While mineral sunscreens are generally considered safe, they can sometimes present issues. Some mineral sunscreen formulations leave a visible white cast on the skin, which can be frustrating for some individuals. Additionally, mineral sunscreens can be thicker and harder to spread evenly, requiring more effort during application. However, advancements in formulation have led to the development of mineral sunscreens with improved texture and reduced white cast.
Why Alternative Ingredients for Sunscreen Matter
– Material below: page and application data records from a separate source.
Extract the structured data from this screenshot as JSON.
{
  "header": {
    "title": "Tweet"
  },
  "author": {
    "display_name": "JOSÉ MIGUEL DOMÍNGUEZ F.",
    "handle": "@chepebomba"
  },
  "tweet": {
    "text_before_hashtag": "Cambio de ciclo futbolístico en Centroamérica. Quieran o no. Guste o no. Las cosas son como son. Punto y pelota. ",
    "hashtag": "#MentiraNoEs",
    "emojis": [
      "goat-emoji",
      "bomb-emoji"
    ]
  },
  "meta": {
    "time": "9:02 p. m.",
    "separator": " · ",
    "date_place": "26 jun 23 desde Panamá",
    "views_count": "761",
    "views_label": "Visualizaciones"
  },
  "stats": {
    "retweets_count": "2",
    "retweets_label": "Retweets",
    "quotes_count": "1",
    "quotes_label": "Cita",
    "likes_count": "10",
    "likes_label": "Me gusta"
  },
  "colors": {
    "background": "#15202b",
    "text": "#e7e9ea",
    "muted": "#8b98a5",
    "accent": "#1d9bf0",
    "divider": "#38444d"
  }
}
Every year, a significant amount of sunscreen enters the oceans, causing damage to marine ecosystems. Certain sunscreen ingredients, such as oxybenzone and octinoxate, have been found to contribute to coral bleaching, harming reefs and other marine life. To combat this issue, some countries have taken action by banning the use of these harmful ingredients in sunscreens. For instance, in 2021, the state of Hawaii in the United States implemented a ban on the sale of sunscreens containing oxybenzone and octinoxate. Other places like Mexico, Aruba island, Bonaire, and Palau have also implemented similar bans to protect their coral reefs.
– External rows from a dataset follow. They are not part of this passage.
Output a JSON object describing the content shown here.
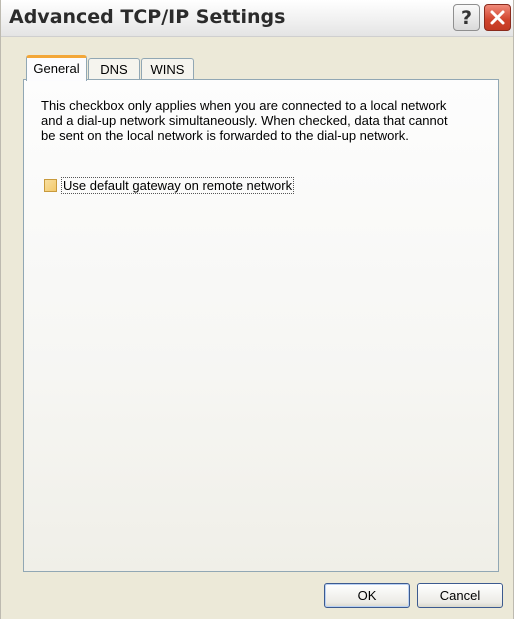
{
  "window": {
    "title": "Advanced TCP/IP Settings",
    "help_button": "?",
    "close_button_icon": "close-icon"
  },
  "tabs": [
    {
      "label": "General",
      "selected": true
    },
    {
      "label": "DNS",
      "selected": false
    },
    {
      "label": "WINS",
      "selected": false
    }
  ],
  "general": {
    "description": "This checkbox only applies when you are connected to a local network and a dial-up network simultaneously.  When checked, data that cannot be sent on the local network is forwarded to the dial-up network.",
    "gateway_checkbox": {
      "label": "Use default gateway on remote network",
      "checked": false
    }
  },
  "buttons": {
    "ok": "OK",
    "cancel": "Cancel"
  },
  "colors": {
    "tab_accent": "#f3a738",
    "close_button": "#d0432c",
    "dialog_background": "#ece9d8"
  }
}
In addition to environmental concerns, there are also personal safety and health risks associated with certain sunscreen filters. Some studies suggest that certain chemical sunscreen ingredients, such as benzophenone-3 and octocrylene, may have potential health risks, including generating free radicals, causing allergic reactions and hormone disruption especially in women influencing their cycles and increasing the risk of uterine fibroids and endometriosis. These concerns have led to regulatory actions and increased scrutiny of these ingredients in different regions.
New Additions to the Sunscreen Market
Since the demand for “new” types of sunscreen is high, the sunscreen market continues to evolve. Modern filters are introduced to the market, offering enhanced protection and improved aesthetics. Filters like Tinosorb S, Tinosorb M, Tinosorb A2B, Uvinol T150, and Uvinul A Plus have gained popularity in recent years. These filters provide broad-spectrum protection, are photostable, and offer improved UVA protection compared to traditional filters. They also tend to have a lighter texture and are less likely to leave a white cast on the skin.
Sunscreen boosted by Lignovations’ LignoGuard®
Another new addition to the sunscreen market is lignin. Lignin’s special functionalities include UV protection, antioxidative properties and provision of stability for the plant (and products). Lignin’s natural color being beige/brownish helps reduce titanium dioxide or zinc oxide and replace part of it with its color. This makes it easier to apply and leaves no white cast on the skin, which means it is also easier applicable for darker skin tones.
In terms of sustainability lignin can shine with its upcycled nature. Being considered a „byproduct“ of the pulp and paper industry, lignin often just is wasted or burnt for energy production. However, Lignovations takes lignin extracted from wood residues and gives it a second life as a cosmetic ingredient protecting people and products.
Are you interested in a lignin-boosted sunscreen?
If you are interested in buying a lignin-boosted sunscreen, please sign up for this email list and we will send to you the products, that are already on the market. There is enough lignin for everyone.